round helping and noting any problems with pronunciation.
practice in both producing the right sounds and differentiating
between them.

In the Language links section on page 11, there is a further
exercise on the pronunciation of letters of the alphabet, which
divides them into groups according to the vowel sound.

4 Ask students to work individually to write the names of five

cities. Then put them in pairs and ask them, without showing their
lists to their partners, to take turns spelling them out. The listener
each time should write down what they hear and then check with
the speaker.

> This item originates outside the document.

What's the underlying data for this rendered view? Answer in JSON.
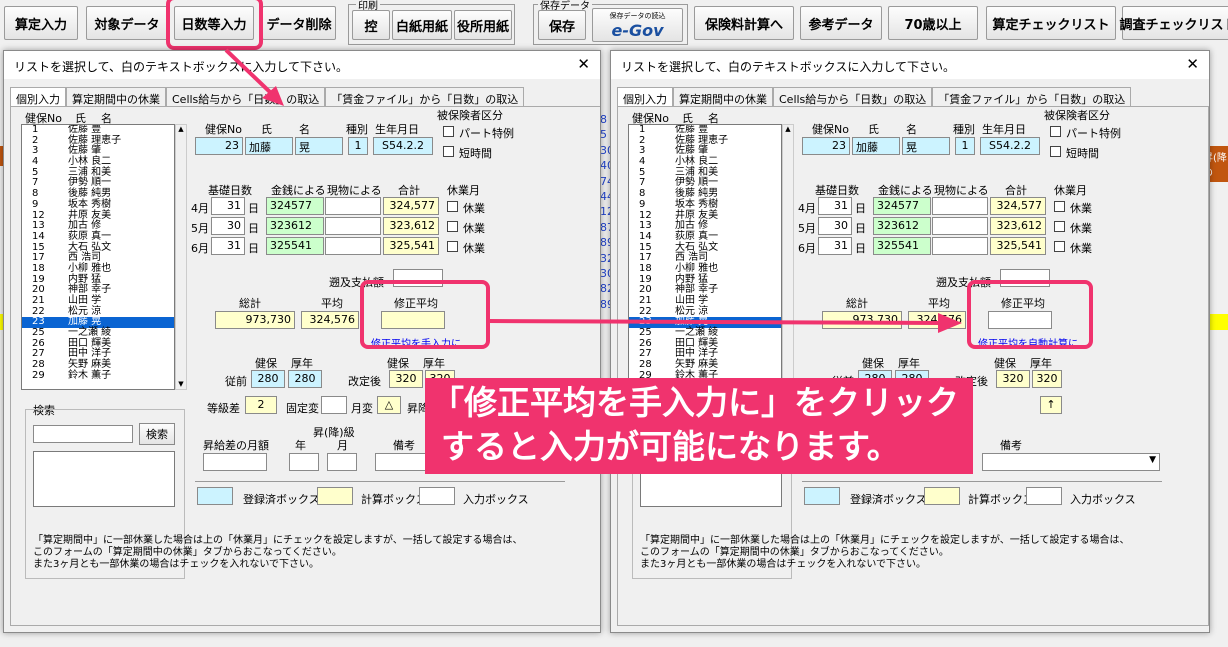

When doing this with your student, make a list of cities yourself and
dictate them to your student. Then ask them to dictate their list to
you. Write down exactly what they say, then compare the two lists
and identify any problems with any of the letters.

5 1.16 Focus attention on the company message form. Ask

students how often they have to answer the phone at work and
take down messages. Do they use similar forms? Go through the
different sections of the form, then explain to students that they
are going to listen to a phone conversation and should complete
the form with the information they hear. You may need to play the
recording more than once to allow them time to do this.
callers name: Guillermo Moleda
callers company: Promax Electronica
To speak to: John Evans
message: None. He will call back later.

14 01 WHO ARE YOU?

Language links

1 a 2 b 3 c 1 d 2
2 b Whats your first name? c Where are you from?
d Whats your job? e Are you married? f Whats your
phone number? g Whats your e-mail address?
Countries & nationalities
1 b Theyre from the UK. Theyre British. c Its from Italy.
Its Italian. d Hes from the UK. Hes British. e Its from
France. Its French. f Its from Argentina. Its Argentinian.
g Theyre from Switzerland. Theyre Swiss. h Shes from
the USA. Shes American. i Theyre from Japan. Theyre
2 b Ajax is a Dutch team. c Beckham is an English footballer.
d IKEA is a Swedish company. e Chianti is an Italian wine.
f Enrique Iglesias is a Spanish singer.
g Seoul is a Korean city.
/e/: A, J
/i:/: E, G, V
/e/: L, S
/a/: I
/u:/: U
The verb to be
Practice 1
b are c is d am e are f is g is/are h are
Practice 2
b She isnt married. / Shes not married.
c Im the production manager.
d Youre late.
e Wheres your car?
f They arent friends. / Theyre not friends.
g Were the market leader.
Practice 3
b Is he Portuguese?
c Are they the market leaders?
d Is she in charge of this?
e Is she happy in her new job?
f Is Anita good with computers?
g Are they ready for the meeting?
Subject & possessive pronouns
Practice 1
b your c he d her e its f we g their
Practice 2
b She c It d His e It f My g it h their

01 wHO ARE YOU? 15